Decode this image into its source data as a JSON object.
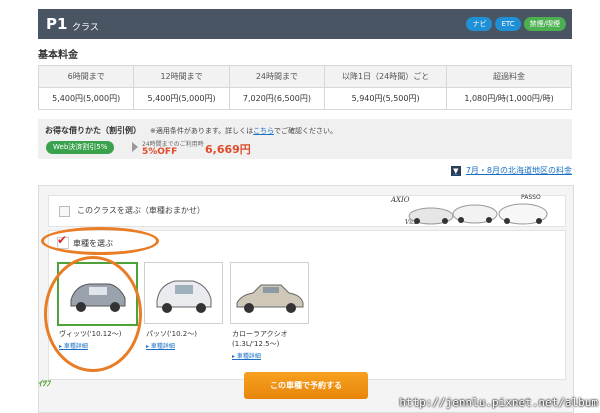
{
  "header": {
    "title": "P1",
    "subtitle": "クラス",
    "tags": {
      "navi": "ナビ",
      "etc": "ETC",
      "smoke": "禁煙/喫煙"
    }
  },
  "base_fee_title": "基本料金",
  "price_table": {
    "headers": [
      "6時間まで",
      "12時間まで",
      "24時間まで",
      "以降1日（24時間）ごと",
      "超過料金"
    ],
    "values": [
      "5,400円(5,000円)",
      "5,400円(5,000円)",
      "7,020円(6,500円)",
      "5,940円(5,500円)",
      "1,080円/時(1,000円/時)"
    ]
  },
  "discount": {
    "heading": "お得な借りかた（割引例）",
    "note_prefix": "※適用条件があります。詳しくは",
    "note_link": "こちら",
    "note_suffix": "でご確認ください。",
    "badge": "Web決済割引5%",
    "sub": "24時間までのご利用時",
    "off": "5%OFF",
    "price": "6,669円"
  },
  "hokkaido_link": "7月・8月の北海道地区の料金",
  "option_class": {
    "label": "このクラスを選ぶ（車種おまかせ）",
    "logos": {
      "axio": "AXIO",
      "passo": "PASSO",
      "vitz": "Vitz"
    }
  },
  "option_model": {
    "label": "車種を選ぶ"
  },
  "cars": [
    {
      "name": "ヴィッツ('10.12〜)",
      "detail": "車種詳細",
      "color": "#9aa3ad"
    },
    {
      "name": "パッソ('10.2〜)",
      "detail": "車種詳細",
      "color": "#e9ebee"
    },
    {
      "name": "カローラアクシオ",
      "name2": "(1.3L/'12.5〜)",
      "detail": "車種詳細",
      "color": "#cfc8b8"
    }
  ],
  "reserve_button": "この車種で予約する",
  "footer_logo": "ｲﾂﾌ",
  "watermark": "http://jennlu.pixnet.net/album",
  "colors": {
    "header": "#4a5563",
    "accent": "#e04a2a",
    "orange": "#e87d26",
    "link": "#1a6fc4"
  }
}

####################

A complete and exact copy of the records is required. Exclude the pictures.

● Your solution:
Decode this image into its source data as a JSON object.
{
  "header": {
    "title": "P1",
    "subtitle": "クラス",
    "tags": {
      "navi": "ナビ",
      "etc": "ETC",
      "smoke": "禁煙/喫煙"
    }
  },
  "base_fee_title": "基本料金",
  "price_table": {
    "headers": [
      "6時間まで",
      "12時間まで",
      "24時間まで",
      "以降1日（24時間）ごと",
      "超過料金"
    ],
    "values": [
      "5,400円(5,000円)",
      "5,400円(5,000円)",
      "7,020円(6,500円)",
      "5,940円(5,500円)",
      "1,080円/時(1,000円/時)"
    ]
  },
  "discount": {
    "heading": "お得な借りかた（割引例）",
    "note_prefix": "※適用条件があります。詳しくは",
    "note_link": "こちら",
    "note_suffix": "でご確認ください。",
    "badge": "Web決済割引5%",
    "sub": "24時間までのご利用時",
    "off": "5%OFF",
    "price": "6,669円"
  },
  "hokkaido_link": "7月・8月の北海道地区の料金",
  "option_class": {
    "label": "このクラスを選ぶ（車種おまかせ）",
    "logos": {
      "axio": "AXIO",
      "passo": "PASSO",
      "vitz": "Vitz"
    }
  },
  "option_model": {
    "label": "車種を選ぶ"
  },
  "cars": [
    {
      "name": "ヴィッツ('10.12〜)",
      "detail": "車種詳細",
      "color": "#9aa3ad"
    },
    {
      "name": "パッソ('10.2〜)",
      "detail": "車種詳細",
      "color": "#e9ebee"
    },
    {
      "name": "カローラアクシオ",
      "name2": "(1.3L/'12.5〜)",
      "detail": "車種詳細",
      "color": "#cfc8b8"
    }
  ],
  "reserve_button": "この車種で予約する",
  "footer_logo": "ｲﾂﾌ",
  "watermark": "http://jennlu.pixnet.net/album",
  "colors": {
    "header": "#4a5563",
    "accent": "#e04a2a",
    "orange": "#e87d26",
    "link": "#1a6fc4"
  }
}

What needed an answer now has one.